May 2, 2014
Food service directors, district officials and farmers gathered at a conference in Pittsburgh this week, to talk about getting more locally grown produce into cafeterias. Schools around the country are now required to offer fruits and vegetables.
But it can be a challenge to get kids to actually eat the healthier items. Schools that are having success in the cafeteria say they’re making food part of the regular curriculum.
Third-graders at the Environmental Charter School in Pittsburgh are planting seeds today. Each child has decorated a small container and filled it with dirt. The teacher explains how to plant,“Now make a hole twice as big as these seeds are big,” he says.

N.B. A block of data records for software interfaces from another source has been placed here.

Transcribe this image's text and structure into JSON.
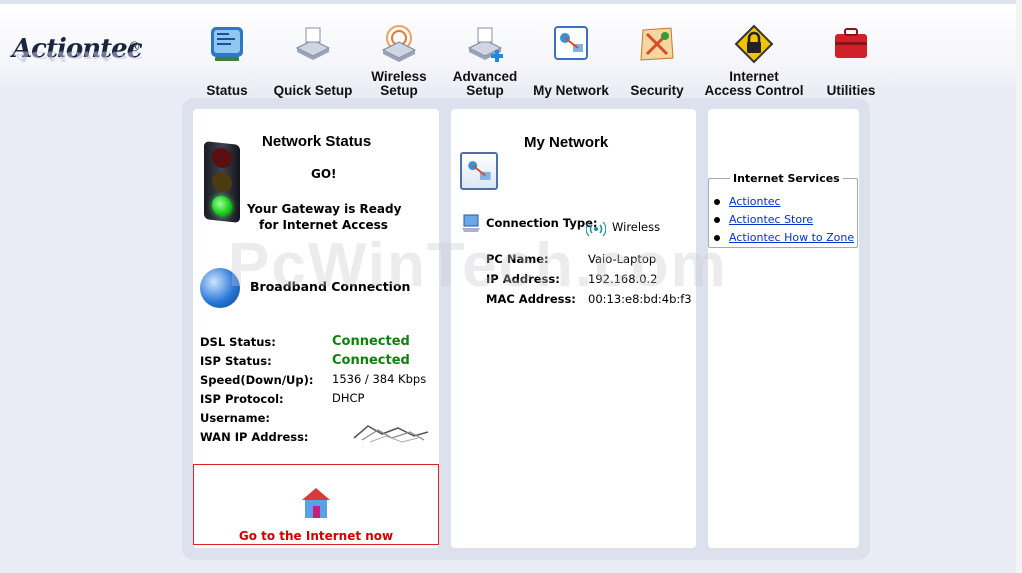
{
  "brand": {
    "name": "Actiontec",
    "registered": "®"
  },
  "nav": [
    {
      "id": "status",
      "label": "Status",
      "icon": "status-monitor-icon",
      "color": "#3a8fd6"
    },
    {
      "id": "quick-setup",
      "label": "Quick Setup",
      "icon": "router-quick-setup-icon",
      "color": "#7a8aa6"
    },
    {
      "id": "wireless-setup",
      "label": "Wireless Setup",
      "icon": "wireless-router-icon",
      "color": "#e07a30"
    },
    {
      "id": "advanced-setup",
      "label": "Advanced Setup",
      "icon": "router-advanced-setup-icon",
      "color": "#2e86d6"
    },
    {
      "id": "my-network",
      "label": "My Network",
      "icon": "network-map-icon",
      "color": "#3a70c0"
    },
    {
      "id": "security",
      "label": "Security",
      "icon": "security-map-icon",
      "color": "#d84b2a"
    },
    {
      "id": "internet-access-control",
      "label": "Internet Access Control",
      "icon": "lock-warning-sign-icon",
      "color": "#f2c400"
    },
    {
      "id": "utilities",
      "label": "Utilities",
      "icon": "toolbox-icon",
      "color": "#d0202a"
    }
  ],
  "network_status": {
    "title": "Network Status",
    "state": "GO!",
    "message_line1": "Your Gateway is Ready",
    "message_line2": "for Internet Access",
    "broadband_title": "Broadband Connection",
    "rows": [
      {
        "label": "DSL Status:",
        "value": "Connected",
        "highlight": true
      },
      {
        "label": "ISP Status:",
        "value": "Connected",
        "highlight": true
      },
      {
        "label": "Speed(Down/Up):",
        "value": "1536 / 384 Kbps",
        "highlight": false
      },
      {
        "label": "ISP Protocol:",
        "value": "DHCP",
        "highlight": false
      },
      {
        "label": "Username:",
        "value": "",
        "highlight": false
      },
      {
        "label": "WAN IP Address:",
        "value": "",
        "highlight": false
      }
    ],
    "go_internet": "Go to the Internet now"
  },
  "my_network": {
    "title": "My Network",
    "connection_type_label": "Connection Type:",
    "connection_type_value": "Wireless",
    "rows": [
      {
        "label": "PC Name:",
        "value": "Vaio-Laptop"
      },
      {
        "label": "IP Address:",
        "value": "192.168.0.2"
      },
      {
        "label": "MAC Address:",
        "value": "00:13:e8:bd:4b:f3"
      }
    ]
  },
  "internet_services": {
    "title": "Internet Services",
    "links": [
      "Actiontec",
      "Actiontec Store",
      "Actiontec How to Zone"
    ]
  },
  "watermark": "PcWinTech.com",
  "colors": {
    "accent_green": "#108010",
    "link_blue": "#0033cc",
    "alert_red": "#d10000"
  }
}
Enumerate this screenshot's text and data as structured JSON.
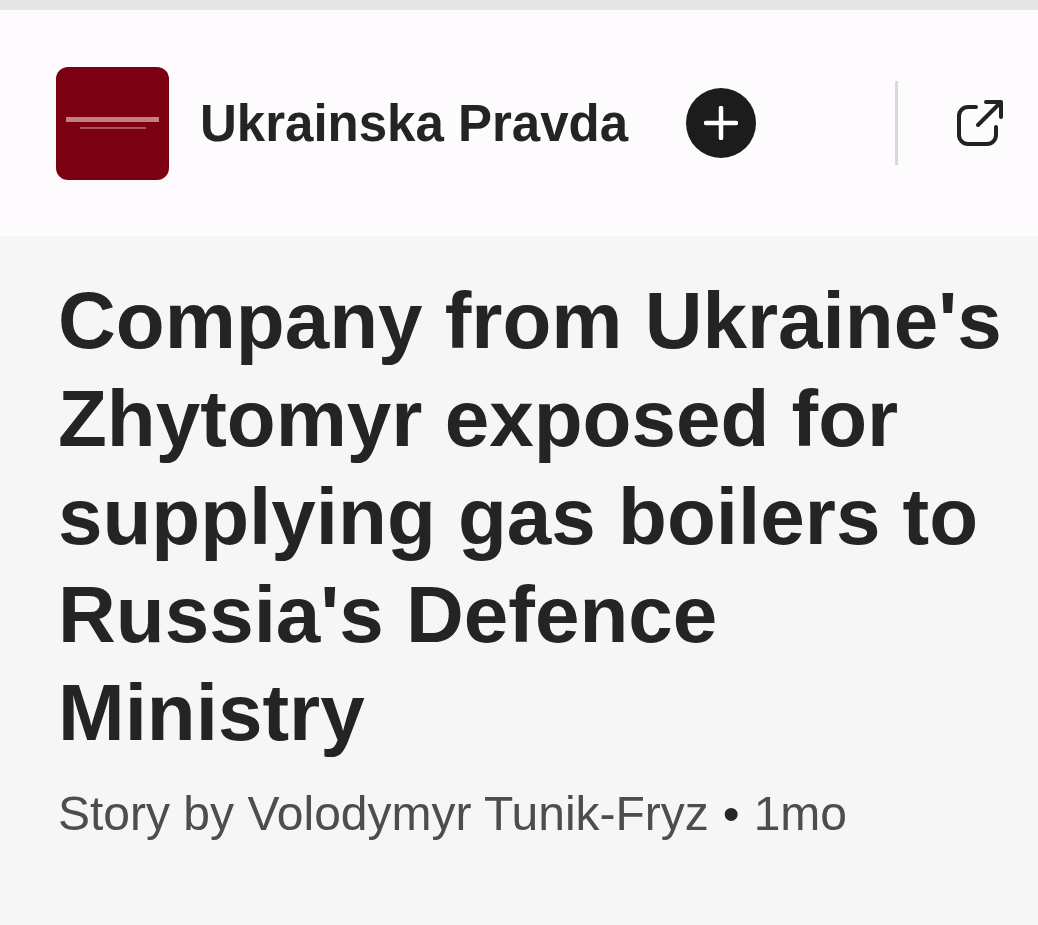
{
  "publisher": {
    "name": "Ukrainska Pravda"
  },
  "article": {
    "headline": "Company from Ukraine's Zhytomyr exposed for supplying gas boilers to Russia's Defence Ministry",
    "byline": "Story by Volodymyr Tunik-Fryz",
    "separator": "•",
    "age": "1mo"
  }
}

These are sunflower seeds. Out front, there are 12 raised garden beds, each half of the size of a parking space. Oliver Stephany and Elwin Rathelot, both age 9, say in the past, they’ve grown things to eat: lettuce, tomatoes, and cauliflower. “But the cauliflower had a lot of bugs in it, so, that’s why I didn’t eat it," Stephany explains. “I didn’t mind," says Rathelot. "Because bugs are protein.”
Kelsey Weisgerber is the school’s food service director. She’s super excited about the local food movement. Weisgerber says how food is grown, whether it’s from the school garden, a local farm, or across the country, is part of the natural environment, and part of the school’s curriculum.
She’s been working to get more food from local farms served in the cafeteria. But there have been setbacks. The Ohio farm she was working with decided to take a break in the middle of the school year.
“And I was kind of excited, because this was going to be our pilot year with them, and we were going to see how much we bought, and then he was going to base his crop growth for the following season off of our menu, which was huge and really exciting. And to not have that is a bummer.”
Weisgerber has found another farm to provide some produce. But like other schools she still needs a middleman, to get a stable supply of produce.
That’s why she's keeps in touch with Paragon Foods. Shane Hall says farmers deliver milk, meat and produce directly to their food distribution center. He says as farms get bigger, it can be challenging for them to get their products to market.
“So if they’re selling to 25 or 30 customers they’re going to spend days driving around delivering. So that’s where we come in. They can bring hundreds of cases here and we’ll bring it out to all the customers for them. So it’s one drop, they save time, they save fuel, which in essence saves money.”
Paragon works with farms in Pennsylvania, Ohio and West Virginia. And delivers to schools, restaurants, and others from Cleveland to Erie to Harrisburg. Many are interested in buying local.
“These are greenhouse cluster tomatoes. They’re from Yarnicks Farm in Indiana, Pennsylvania. We get those almost all year round.”
But there aren’t enough of these local tomatoes for all the schools and other institutions that want them, so Paragon supplements with tomatoes from Florida.
Tazeen Chowdhury is used to that. She’s the food service director for the Mt. Lebanon School District, which buys some of its produce through Paragon.
Five years ago, Chowdhury started a food program in Mt. Lebanon’s elementary schools. She says every day they offer a large variety of fruits and vegetables - apples, carrots, even lentil salads. And some of the local produce, such as kale, has been a surprising hit. Last month they offered baked kale chips.
“We thought, well, we don’t know if they’re going to eat it or not, but let’s just give it a try. And we just kept increasing more and more of the amounts because we were going through so much of it. “
Last year, new national school food standards went into effect, and there was a huge outcry by districts and students around the country. It costs districts more money, and students claimed they weren’t being served enough food. But much of the produce was being thrown away.
Chowdhury says that’s been less of a problem at Mt. Lebanon because the students are taught about healthy eating in the classroom, and offered healthy foods in the cafeteria.
“We’ve been really pushing our fruits and vegetables, and it takes time to change eating habits in students.”
At this point, Mt. Lebanon still relies on a national food distributor for most of its food purchases, in addition to Paragon. Chowdhury says there’s just not enough locally-produced, low priced food to fully supply the district year round.